Finally, on 2 July, Tagore came and met with him in Calcutta for about two hours. Afterwards, Tagore left for Santiniketan, only to hear on his return that Subhas had been arrested — just three fleeting hours after the interview had taken place. It was to be his eleventh and last imprisonment.

In the midst of Subhas Chandra’s hectic round of activities,
He did meet with Tagore.
Alas, nobody knew that would be his last,
Very last, heart-to-heart conversation with Tagore.
Once Tagore discovered that Subhas Chandra’s
Soul-heart-mind-vital-body
Had become a perfect sacrifice for Mother India,
Tagore declared Subhas Chandra’s service
To Mother India indispensable
And proudly claimed him
As the Supreme Pilot of the Bengal-Life-Boat
And the pinnacle-Mother-India-patriot.

The British Government home-interned Subhas in December 1940. The real royal Bengal Tiger, to the nation’s widest astonishment, disappeared the following month! This disappearance of his created a tremendous sensation and uproar nationwide.
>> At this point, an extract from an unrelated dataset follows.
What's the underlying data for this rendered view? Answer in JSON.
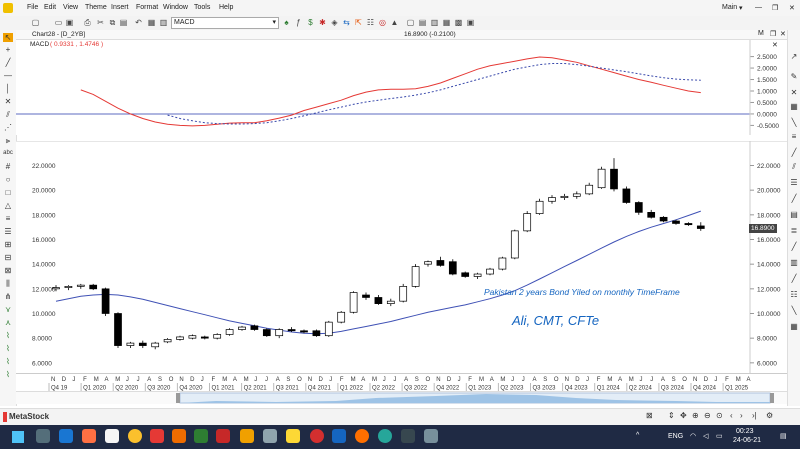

Poet Rabindranath Tagore was anxiety-stricken. He immediately sent a message by telegram to the family of Subhas:

DEEPLY CONCERNED OVER SUBHAS DISAPPEARANCE STOP CONVEY TO MOTHER MY SYMPATHY STOP KINDLY KEEP ME INFORMED NEWS

Sarat Chandra Bose wired back:

MOTHER AND WE PROFOUNDLY TOUCHED BY MESSAGE STOP NO NEWS SUBHAS YET DESPITE UTMOST EFFORTS LAST FEW DAYS STOP HOPE HE WILL HAVE YOUR BLESSINGS WHEREVER HE MAY BE

Tagore loved Subhas.
Tagore chided him.
And, in the evening of Tagore’s life,
Tagore became fully aware of the undeniable fact
That Subhas was the man of the hour,
The man of the century
And the man of India’s destiny.


  1. RTM 101. The excerpts in this section on Tagore and Netaji Subhas Chandra Bose are taken from the book Sri Chinmoy published on 23 January 1997 to mark the centenary of Netaji’s birth and the 50th anniversary of India’s independence: Sri Chinmoy, Mother, Your 50th Independence-Anniversary! I Am Come. Ever in Your Eternity’s Cries and Your Infinity’s Smiles, Subhas, New York: Agni Press, 1997, pp. 125-137.